One of the most recognizable images of a “good idea” is that of an incandescent light bulb. Although the incandescent light bulb is arguably one of the most life changing inventions of all-time, it will soon be nearly phased out in a large portion of the world. As part of the United States Government’s Energy Independence and Security Act, the incandescent bulb will be mostly phased out by the end of 2012. The bulb best poised to take its place is the easily accessible, highly efficient Compact Fluorescent (CFL).
CFLs have very clear benefits. They have a longer life, use less energy and emit very low amounts of heat. Recently, however, as a result of the upcoming phase out, concerns have been raised regarding the health risks posed by CFLs, particularly because they contain mercury.
Is the Mercury in CFLs Dangerous?
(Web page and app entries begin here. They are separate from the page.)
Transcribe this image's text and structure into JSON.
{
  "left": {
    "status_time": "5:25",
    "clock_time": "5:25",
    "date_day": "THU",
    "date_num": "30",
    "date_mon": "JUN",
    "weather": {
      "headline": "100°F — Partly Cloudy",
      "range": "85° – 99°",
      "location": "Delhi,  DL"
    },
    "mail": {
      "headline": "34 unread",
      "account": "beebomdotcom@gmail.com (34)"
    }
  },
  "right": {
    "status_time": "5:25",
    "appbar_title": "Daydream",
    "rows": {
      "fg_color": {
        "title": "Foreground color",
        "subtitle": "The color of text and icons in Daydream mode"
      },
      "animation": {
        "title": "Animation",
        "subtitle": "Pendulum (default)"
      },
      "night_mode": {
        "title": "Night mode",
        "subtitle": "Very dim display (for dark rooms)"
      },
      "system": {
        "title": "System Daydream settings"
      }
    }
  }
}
Each CFL contains an average of four milligrams of mercury, a trace of this highly dangerous heavy metal. To put this into perspective, older mercury thermometers contained approximately 500mg. It would take more than 100 CFLs to equal this amount. The EPA mandates that if you spill less than two tablespoons, but more than the amount found in a thermometer, then you must call your local environmental health agency. How does this relate to a broken CFL in your home? In a nutshell, you should ensure proper clean up, but it is not a serious health risk. The greatest risk in this situation is the time immediately following the break. Pets, small children and pets are at risk if they come into direct contact with the mercury.
With prompt, proper cleanup, compact fluorescents to not pose any greater risk to us than any other type of light bulb. By being careful when handling and plugging them into outlets that have been properly installed by an electrician in Salt Lake City, you can avoid any dangers that this highly efficient, long-lasting battery technology can pose. To learn more about CFLs, LEDs and other lights, visit the Captain Electric website at www.captainelectricutah.com.